Reits offer defensive plays in shaky times

Reits offer defensive plays in shaky times


Trusts provide diversified, stable portfolio for investors wary of volatile markets


By Fiona Chan


WITH the dramatic dives and equally dramatic rebounds in stock markets recently, investors with frayed nerves may want to put their money in more cautious channels.


Some of the most obvious defensive plays are real estate investment trusts (Reits), which get their income from collecting rents in the properties they own.


Several Singapore-listed Reits, or S-Reits, have reported their full-year or quarterly results in the last week or so, with all showing better payouts.


Analysts say Reits appear as an attractive option to investors looking for a more stable and diversified portfolio.


‘The market could remain volatile for a while, and I think investors should include Reits as part of their portfolios for a more balanced approach,’ said Mr Wilson Liew, a property analyst at Kim Eng Research.

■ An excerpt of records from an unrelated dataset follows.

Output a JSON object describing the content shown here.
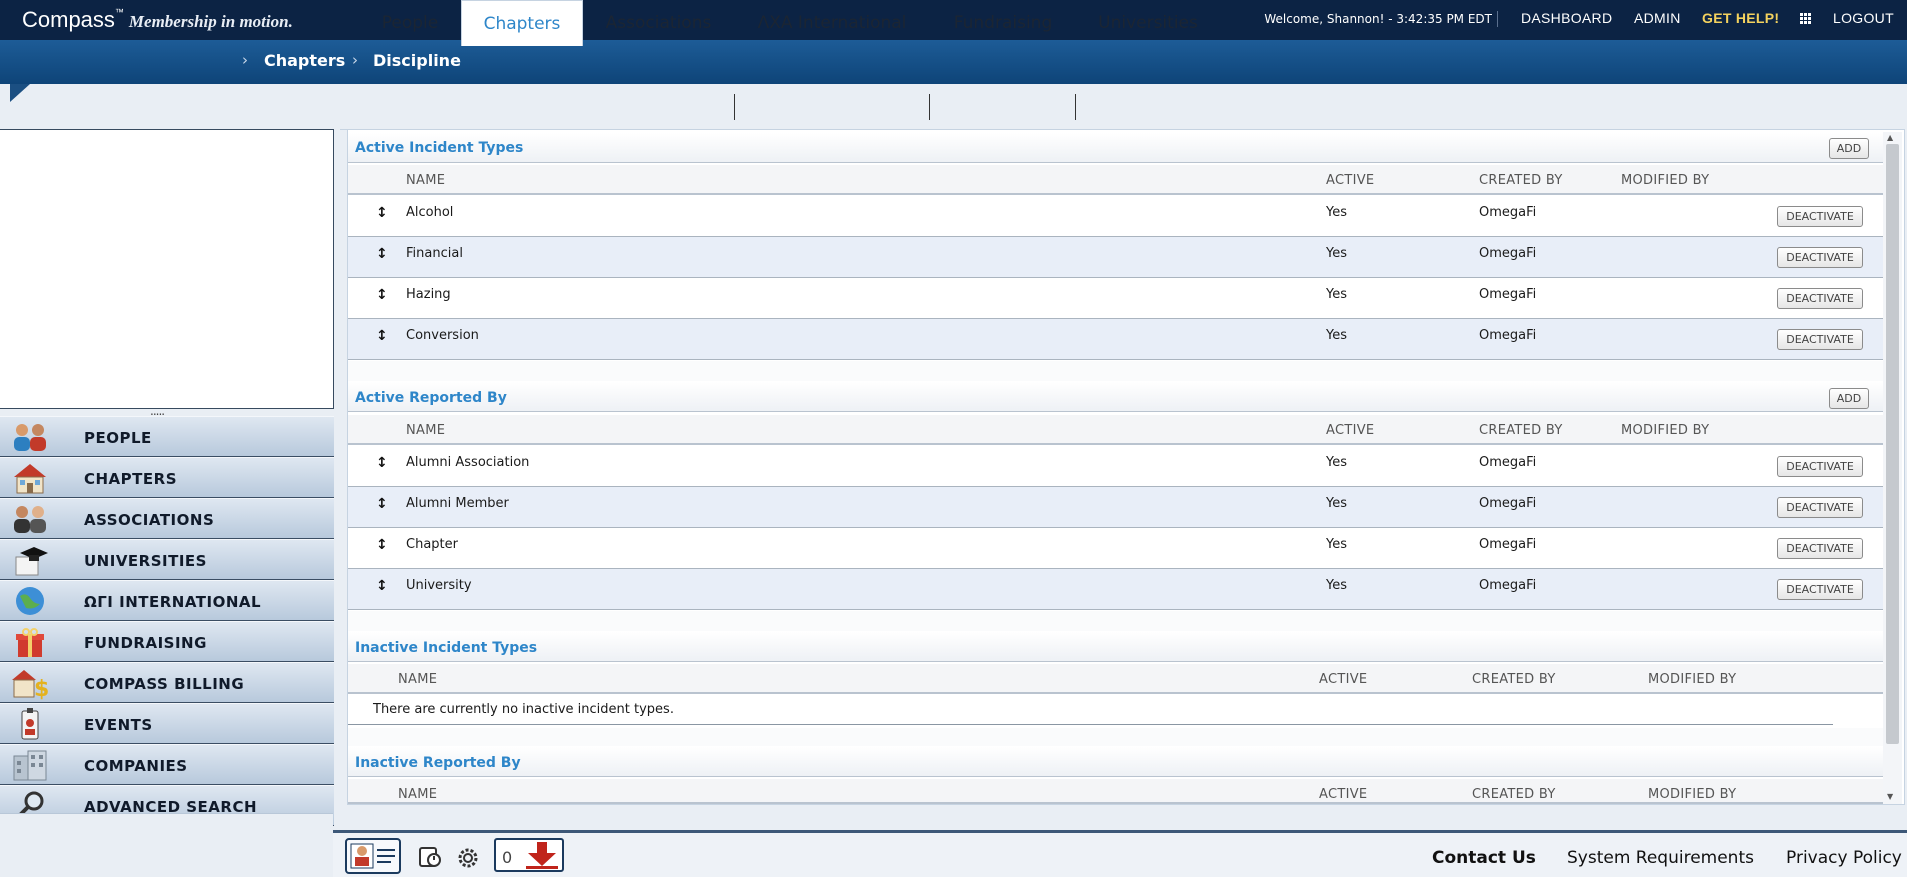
{
  "header": {
    "brand": "Compass",
    "brand_tm": "™",
    "tagline": "Membership in motion.",
    "welcome": "Welcome, Shannon! - 3:42:35 PM EDT",
    "nav": [
      "DASHBOARD",
      "ADMIN",
      "GET HELP!",
      "LOGOUT"
    ]
  },
  "breadcrumb": [
    "Chapters",
    "Discipline"
  ],
  "tabs": [
    "People",
    "Chapters",
    "Associations",
    "ΛXA International",
    "Fundraising",
    "Universities"
  ],
  "active_tab": "Chapters",
  "sidebar": {
    "grip": ".....",
    "items": [
      {
        "label": "PEOPLE",
        "icon": "people-icon"
      },
      {
        "label": "CHAPTERS",
        "icon": "house-icon"
      },
      {
        "label": "ASSOCIATIONS",
        "icon": "associations-icon"
      },
      {
        "label": "UNIVERSITIES",
        "icon": "graduation-cap-icon"
      },
      {
        "label": "ΩΓΙ INTERNATIONAL",
        "icon": "globe-icon"
      },
      {
        "label": "FUNDRAISING",
        "icon": "gift-icon"
      },
      {
        "label": "COMPASS BILLING",
        "icon": "billing-house-dollar-icon"
      },
      {
        "label": "EVENTS",
        "icon": "events-badge-icon"
      },
      {
        "label": "COMPANIES",
        "icon": "buildings-icon"
      },
      {
        "label": "ADVANCED SEARCH",
        "icon": "magnifier-icon"
      }
    ]
  },
  "columns": {
    "name": "NAME",
    "active": "ACTIVE",
    "created_by": "CREATED BY",
    "modified_by": "MODIFIED BY"
  },
  "buttons": {
    "add": "ADD",
    "deactivate": "DEACTIVATE"
  },
  "sections": {
    "active_incident": {
      "title": "Active Incident Types",
      "rows": [
        {
          "name": "Alcohol",
          "active": "Yes",
          "created_by": "OmegaFi",
          "modified_by": ""
        },
        {
          "name": "Financial",
          "active": "Yes",
          "created_by": "OmegaFi",
          "modified_by": ""
        },
        {
          "name": "Hazing",
          "active": "Yes",
          "created_by": "OmegaFi",
          "modified_by": ""
        },
        {
          "name": "Conversion",
          "active": "Yes",
          "created_by": "OmegaFi",
          "modified_by": ""
        }
      ]
    },
    "active_reported": {
      "title": "Active Reported By",
      "rows": [
        {
          "name": "Alumni Association",
          "active": "Yes",
          "created_by": "OmegaFi",
          "modified_by": ""
        },
        {
          "name": "Alumni Member",
          "active": "Yes",
          "created_by": "OmegaFi",
          "modified_by": ""
        },
        {
          "name": "Chapter",
          "active": "Yes",
          "created_by": "OmegaFi",
          "modified_by": ""
        },
        {
          "name": "University",
          "active": "Yes",
          "created_by": "OmegaFi",
          "modified_by": ""
        }
      ]
    },
    "inactive_incident": {
      "title": "Inactive Incident Types",
      "empty_message": "There are currently no inactive incident types."
    },
    "inactive_reported": {
      "title": "Inactive Reported By"
    }
  },
  "footer": {
    "counter": "0",
    "links": [
      "Contact Us",
      "System Requirements",
      "Privacy Policy"
    ]
  },
  "colors": {
    "header_bg": "#0c2344",
    "accent": "#2e86c9",
    "help": "#f4d25e",
    "alt_row": "#e8eef8"
  }
}
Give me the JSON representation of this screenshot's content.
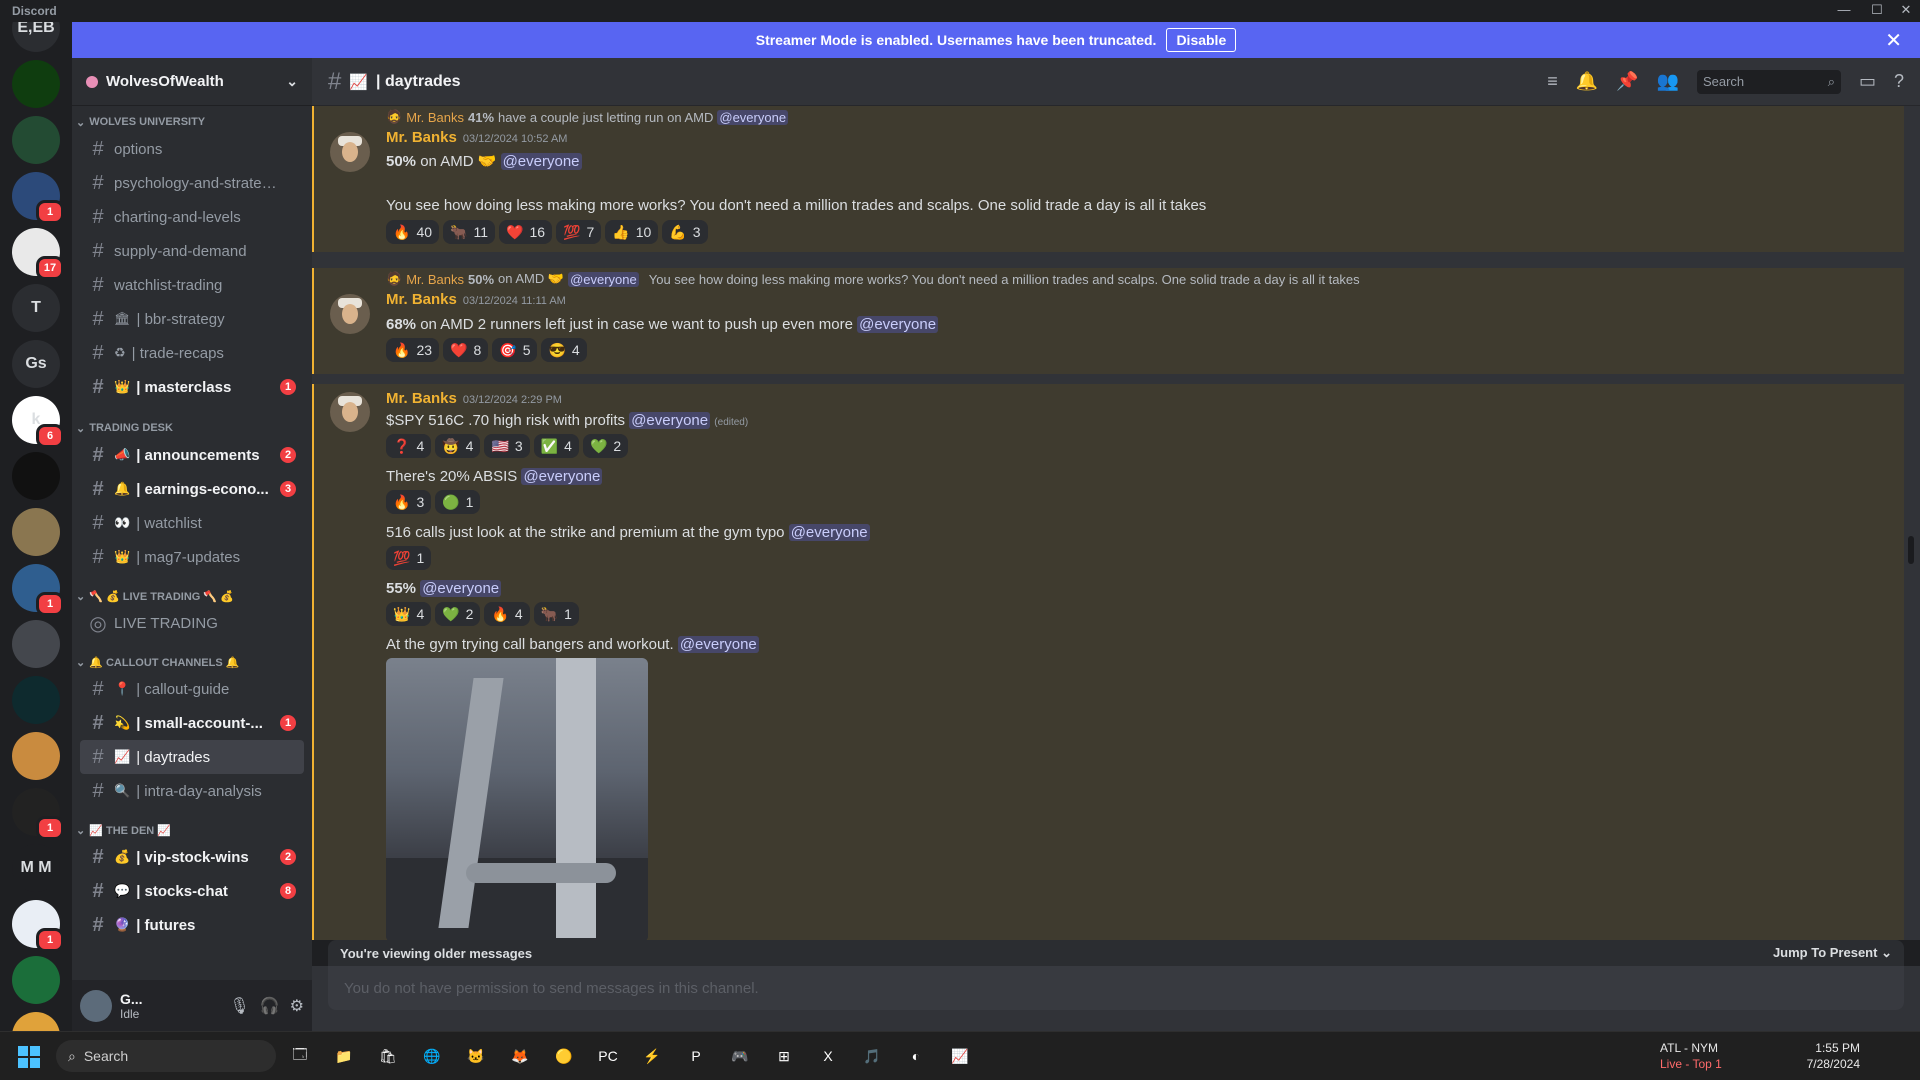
{
  "window": {
    "app_name": "Discord",
    "controls": [
      "—",
      "☐",
      "✕"
    ]
  },
  "banner": {
    "text": "Streamer Mode is enabled. Usernames have been truncated.",
    "button": "Disable",
    "close": "✕"
  },
  "guilds": [
    {
      "label": "E,EB",
      "color": "#2b2d31"
    },
    {
      "label": "",
      "color": "#0f3d0f"
    },
    {
      "label": "",
      "color": "#234b33"
    },
    {
      "label": "",
      "color": "#2c4a7a",
      "badge": "1"
    },
    {
      "label": "",
      "color": "#e9e9e9",
      "badge": "17"
    },
    {
      "label": "T",
      "color": "#2b2d31"
    },
    {
      "label": "Gs",
      "color": "#2b2d31"
    },
    {
      "label": "k",
      "color": "#ffffff",
      "badge": "6"
    },
    {
      "label": "",
      "color": "#111111"
    },
    {
      "label": "",
      "color": "#8a7650"
    },
    {
      "label": "",
      "color": "#2f5e8f",
      "badge": "1"
    },
    {
      "label": "",
      "color": "#44474d"
    },
    {
      "label": "",
      "color": "#0e2a2e"
    },
    {
      "label": "",
      "color": "#c98b3f"
    },
    {
      "label": "",
      "color": "#222222",
      "badge": "1"
    },
    {
      "label": "M M",
      "color": "#1e1f22"
    },
    {
      "label": "",
      "color": "#e9eef5",
      "badge": "1"
    },
    {
      "label": "",
      "color": "#1b6e3a"
    },
    {
      "label": "",
      "color": "#e0a23a"
    }
  ],
  "server": {
    "name": "WolvesOfWealth"
  },
  "categories": {
    "wolves_university": "WOLVES UNIVERSITY",
    "trading_desk": "TRADING DESK",
    "live_trading": "🪓 💰 LIVE TRADING 🪓 💰",
    "callout_channels": "🔔 CALLOUT CHANNELS 🔔",
    "the_den": "📈 THE DEN 📈"
  },
  "channels": {
    "options": "options",
    "psychology": "psychology-and-strategi...",
    "charting": "charting-and-levels",
    "supply": "supply-and-demand",
    "watchlist_trading": "watchlist-trading",
    "bbr": "| bbr-strategy",
    "recaps": "| trade-recaps",
    "masterclass": "| masterclass",
    "announcements": "| announcements",
    "earnings": "| earnings-econo...",
    "watchlist": "| watchlist",
    "mag7": "| mag7-updates",
    "live_trading": "LIVE TRADING",
    "callout_guide": "| callout-guide",
    "small_account": "| small-account-...",
    "daytrades": "| daytrades",
    "intra_day": "| intra-day-analysis",
    "vip": "| vip-stock-wins",
    "stocks_chat": "| stocks-chat",
    "futures": "| futures"
  },
  "channel_badges": {
    "masterclass": "1",
    "announcements": "2",
    "earnings": "3",
    "small_account": "1",
    "vip": "2",
    "stocks_chat": "8"
  },
  "user": {
    "name": "G...",
    "status": "Idle"
  },
  "header": {
    "channel": "| daytrades",
    "search_placeholder": "Search"
  },
  "messages": [
    {
      "reply_author": "Mr. Banks",
      "reply_text_bold": "41%",
      "reply_text": "have a couple just letting run on AMD",
      "reply_mention": "@everyone",
      "author": "Mr. Banks",
      "timestamp": "03/12/2024 10:52 AM",
      "line1_bold": "50%",
      "line1_text": "on AMD 🤝",
      "line1_mention": "@everyone",
      "line2": "You see how doing less making more works? You don't need a million trades and scalps. One solid trade a day is all it takes",
      "reactions": [
        {
          "emoji": "🔥",
          "count": "40"
        },
        {
          "emoji": "🐂",
          "count": "11"
        },
        {
          "emoji": "❤️",
          "count": "16"
        },
        {
          "emoji": "💯",
          "count": "7"
        },
        {
          "emoji": "👍",
          "count": "10"
        },
        {
          "emoji": "💪",
          "count": "3"
        }
      ]
    },
    {
      "reply_author": "Mr. Banks",
      "reply_text_bold": "50%",
      "reply_text": "on AMD 🤝",
      "reply_mention": "@everyone",
      "reply_tail": "You see how doing less making more works? You don't need a million trades and scalps. One solid trade a day is all it takes",
      "author": "Mr. Banks",
      "timestamp": "03/12/2024 11:11 AM",
      "line1_bold": "68%",
      "line1_text": "on AMD 2 runners left just in case we want to push up even more",
      "line1_mention": "@everyone",
      "reactions": [
        {
          "emoji": "🔥",
          "count": "23"
        },
        {
          "emoji": "❤️",
          "count": "8"
        },
        {
          "emoji": "🎯",
          "count": "5"
        },
        {
          "emoji": "😎",
          "count": "4"
        }
      ]
    },
    {
      "author": "Mr. Banks",
      "timestamp": "03/12/2024 2:29 PM",
      "l1_text": "$SPY 516C .70 high risk with profits",
      "l1_mention": "@everyone",
      "l1_edited": "(edited)",
      "r1": [
        {
          "emoji": "❓",
          "count": "4"
        },
        {
          "emoji": "🤠",
          "count": "4"
        },
        {
          "emoji": "🇺🇸",
          "count": "3"
        },
        {
          "emoji": "✅",
          "count": "4"
        },
        {
          "emoji": "💚",
          "count": "2"
        }
      ],
      "l2_text": "There's 20% ABSIS",
      "l2_mention": "@everyone",
      "r2": [
        {
          "emoji": "🔥",
          "count": "3"
        },
        {
          "emoji": "🟢",
          "count": "1"
        }
      ],
      "l3_text": "516 calls just look at the strike and premium at the gym typo",
      "l3_mention": "@everyone",
      "r3": [
        {
          "emoji": "💯",
          "count": "1"
        }
      ],
      "l4_bold": "55%",
      "l4_mention": "@everyone",
      "r4": [
        {
          "emoji": "👑",
          "count": "4"
        },
        {
          "emoji": "💚",
          "count": "2"
        },
        {
          "emoji": "🔥",
          "count": "4"
        },
        {
          "emoji": "🐂",
          "count": "1"
        }
      ],
      "l5_text": "At the gym trying call bangers and workout.",
      "l5_mention": "@everyone"
    }
  ],
  "older_bar": {
    "text": "You're viewing older messages",
    "jump": "Jump To Present"
  },
  "composer": {
    "placeholder": "You do not have permission to send messages in this channel."
  },
  "taskbar": {
    "search": "Search",
    "weather_title": "ATL - NYM",
    "weather_sub": "Live - Top 1",
    "time": "1:55 PM",
    "date": "7/28/2024",
    "apps": [
      "🗔",
      "📁",
      "🛍",
      "🌐",
      "🐱",
      "🦊",
      "🟡",
      "PC",
      "⚡",
      "P",
      "🎮",
      "⊞",
      "X",
      "🎵",
      "◐",
      "📈"
    ]
  },
  "colors": {
    "accent": "#5865f2",
    "highlight_bg": "#3f3b2f",
    "highlight_border": "#f0b232",
    "author": "#f0b232",
    "badge": "#f23f43"
  }
}
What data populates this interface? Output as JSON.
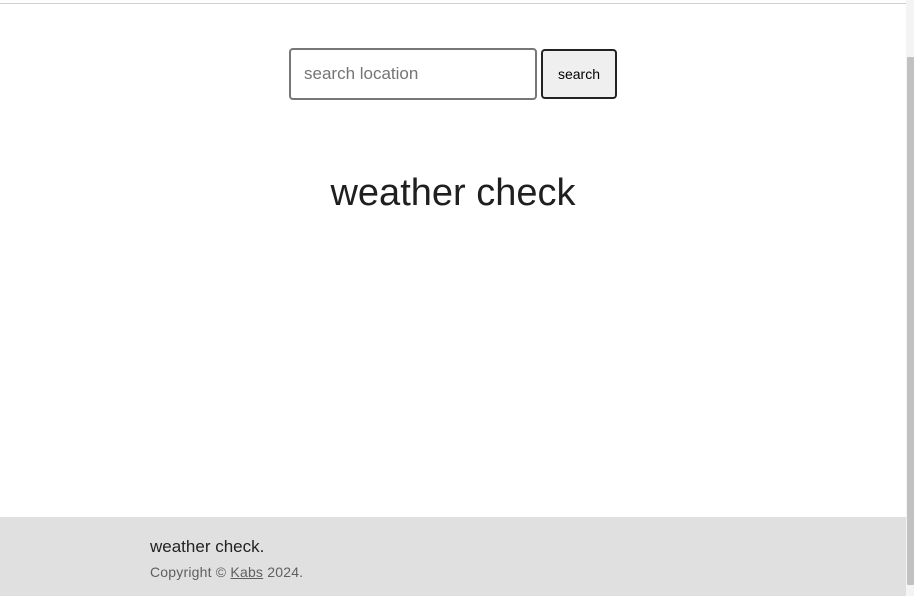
{
  "search": {
    "placeholder": "search location",
    "value": "",
    "button_label": "search"
  },
  "main": {
    "title": "weather check"
  },
  "footer": {
    "brand": "weather check.",
    "copyright_prefix": "Copyright ©",
    "author_link": "Kabs",
    "year_suffix": "2024."
  },
  "colors": {
    "footer_background": "#e0e0e0",
    "button_background": "#efefef",
    "title_text": "#1f1f1f"
  }
}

‘Prices of most Reits have tumbled with the rest of the market, making their distribution yields very attractive at this point in time,’ he added.


Mr Liew said he would advocate Reits with ‘more visible earnings streams’.


Hotel rates, for instance, are forecast to keep rising.


This will clearly benefit City Developments’ CDL Hospitality Trust – ‘probably the best Reit proxy to the hospitality sector’.


‘Likewise, the office and retail sectors in Singapore are expected to remain strong, and distribution yields could possibly exceed expectations this year,’ he added.


One trust that has come up tops in many analysts’ recommendations lately is CapitaMall Trust.


It owns 13 shopping centres, ranging from the stylish Raffles City to the more suburban Tampines Mall.


Citigroup has upgraded CapitaMall Trust to a ‘buy’, saying it is the best-managed Reit at an attractive valuation.


‘We think the recent selldown is overdone and is an opportunity to buy CapitaMall Trust, which has the best track record in asset enhancement initiatives,’ the bank said in a report this week.


Citigroup has a target price of $3.67 on the trust, which gained 28 cents to close at $3.18 on Friday.


‘The malls continue to see improvements in net property income,’ the report said.


‘While revenue was up 1 per cent quarter-on-quarter in the fourth quarter last year, net property income is 5 per cent higher.’


It added: ‘Renewal rates are still some 12 per cent on average above preceding rates.’


In a research report last month, OCBC Investment Research’s Winston Liew recommended that investors be more discerning when choosing their Reits.


He cited, as a reason, the uncertain outlook for the debt and equity markets this year.


‘We prefer S-Reits positioned in the more resilient retail or commercial sector, with a unit price trading at or below book value, and those that are delivering high yield and have low gearing and low capital needs,’ Mr Liew said.


He warned that the rising cost of capital in today’s markets could impact the funding activities of Reits, which relied heavily on new acquisitions for growth.


Also, a lack of available assets in Singapore – after a surge of new Reits mopped up all the attractive properties – has compromised the growth-via-acquisition route, making the road ahead for Reit growth shaky, said Mr Liew.


Source: Straits Times

Lee Hsien Yang’s in-laws buy unit in F&N-built condo

Lee Hsien Yang’s in-laws buy unit in F&N-built condo


FRASER & Neave (F&N) chairman Lee Hsien Yang’s in-laws have bought a unit in one of the company’s condominium projects.


Mrs Lim Chong Yah, who is Mr Lee’s mother-in-law, and his sister-in-law, Ms Lin Xueling, paid $2.66 million for an apartment in the 99-year leasehold Soleil @ Sinaran in Novena.


The 417-unit twin block project is being developed by Riverside Investments, a wholly-owned subsidiary of F&N’s property arm, Frasers Centrepoint.


In a filing with the Singapore Exchange on Friday, F&N said Mr Lee’s relatives were walk-in customers during the public sale.


According to the statement, no discount was given and the price was based on the prevailing approved price list at the time of sale.


‘The audit committee is satisfied that the number and terms of the sale are fair and reasonable, and the audit committee and board are satisfied that the terms of the sale are not prejudicial to the interests of the company and its minority shareholders,’ said the company.


Source: Straits Times